PROBLEM DESCRIPTION:
Please find every line in the records below that contains the word "your", and copy it.

[Entries from a dataset of interfaces]
· · · · · · ·

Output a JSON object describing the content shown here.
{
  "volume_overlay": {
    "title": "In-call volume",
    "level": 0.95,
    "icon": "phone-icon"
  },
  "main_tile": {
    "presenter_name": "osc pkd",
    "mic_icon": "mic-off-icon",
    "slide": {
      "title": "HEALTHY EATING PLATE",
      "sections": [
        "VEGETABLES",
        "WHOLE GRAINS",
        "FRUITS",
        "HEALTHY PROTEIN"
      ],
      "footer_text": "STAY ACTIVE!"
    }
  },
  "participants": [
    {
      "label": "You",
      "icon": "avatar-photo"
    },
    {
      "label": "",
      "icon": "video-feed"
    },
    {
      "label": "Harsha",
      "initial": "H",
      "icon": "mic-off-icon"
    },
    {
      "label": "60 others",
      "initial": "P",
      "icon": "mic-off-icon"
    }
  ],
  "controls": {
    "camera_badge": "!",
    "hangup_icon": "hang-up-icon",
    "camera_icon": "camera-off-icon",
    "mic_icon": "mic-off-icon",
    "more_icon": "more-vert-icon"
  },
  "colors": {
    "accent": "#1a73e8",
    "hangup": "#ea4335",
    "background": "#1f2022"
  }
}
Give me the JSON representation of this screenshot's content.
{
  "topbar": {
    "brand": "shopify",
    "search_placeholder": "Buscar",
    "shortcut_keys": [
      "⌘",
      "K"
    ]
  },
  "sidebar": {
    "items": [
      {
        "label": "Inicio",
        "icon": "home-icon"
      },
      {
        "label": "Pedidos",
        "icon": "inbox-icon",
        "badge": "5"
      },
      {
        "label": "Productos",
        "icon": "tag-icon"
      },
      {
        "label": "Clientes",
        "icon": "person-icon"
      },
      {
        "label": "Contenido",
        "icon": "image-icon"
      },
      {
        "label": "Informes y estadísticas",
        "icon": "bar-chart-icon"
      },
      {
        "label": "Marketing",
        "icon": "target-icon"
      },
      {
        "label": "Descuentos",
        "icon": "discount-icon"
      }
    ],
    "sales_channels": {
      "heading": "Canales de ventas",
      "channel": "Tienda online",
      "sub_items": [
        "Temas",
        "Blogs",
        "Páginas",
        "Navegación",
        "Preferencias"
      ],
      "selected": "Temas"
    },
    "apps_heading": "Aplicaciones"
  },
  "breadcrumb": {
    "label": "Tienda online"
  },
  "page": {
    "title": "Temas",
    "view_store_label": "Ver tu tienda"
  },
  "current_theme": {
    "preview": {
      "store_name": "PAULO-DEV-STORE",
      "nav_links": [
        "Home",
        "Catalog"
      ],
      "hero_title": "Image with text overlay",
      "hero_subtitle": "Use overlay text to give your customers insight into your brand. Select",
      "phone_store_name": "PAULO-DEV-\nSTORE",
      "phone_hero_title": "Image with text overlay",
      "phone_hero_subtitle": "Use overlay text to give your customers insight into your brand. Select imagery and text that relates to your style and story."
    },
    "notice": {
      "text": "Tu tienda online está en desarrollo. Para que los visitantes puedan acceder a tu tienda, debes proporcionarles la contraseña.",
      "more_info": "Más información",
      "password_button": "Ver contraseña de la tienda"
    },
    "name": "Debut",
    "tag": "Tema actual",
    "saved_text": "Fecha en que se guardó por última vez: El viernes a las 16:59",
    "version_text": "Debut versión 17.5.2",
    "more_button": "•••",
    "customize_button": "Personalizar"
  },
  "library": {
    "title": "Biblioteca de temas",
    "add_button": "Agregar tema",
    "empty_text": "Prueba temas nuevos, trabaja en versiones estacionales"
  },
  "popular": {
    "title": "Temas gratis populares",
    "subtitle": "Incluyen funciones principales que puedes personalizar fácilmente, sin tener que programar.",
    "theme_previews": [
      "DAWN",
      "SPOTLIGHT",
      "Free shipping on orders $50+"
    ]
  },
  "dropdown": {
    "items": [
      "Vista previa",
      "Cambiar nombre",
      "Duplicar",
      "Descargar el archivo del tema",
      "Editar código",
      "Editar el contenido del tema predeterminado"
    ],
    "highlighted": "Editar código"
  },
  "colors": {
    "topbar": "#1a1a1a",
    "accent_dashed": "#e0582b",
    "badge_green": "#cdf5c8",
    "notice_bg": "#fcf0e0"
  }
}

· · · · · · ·

COMPLETED EXERCISE:
      "hero_subtitle": "Use overlay text to give your customers insight into your brand. Select",
      "phone_hero_subtitle": "Use overlay text to give your customers insight into your brand. Select imagery and text that relates to your style and story."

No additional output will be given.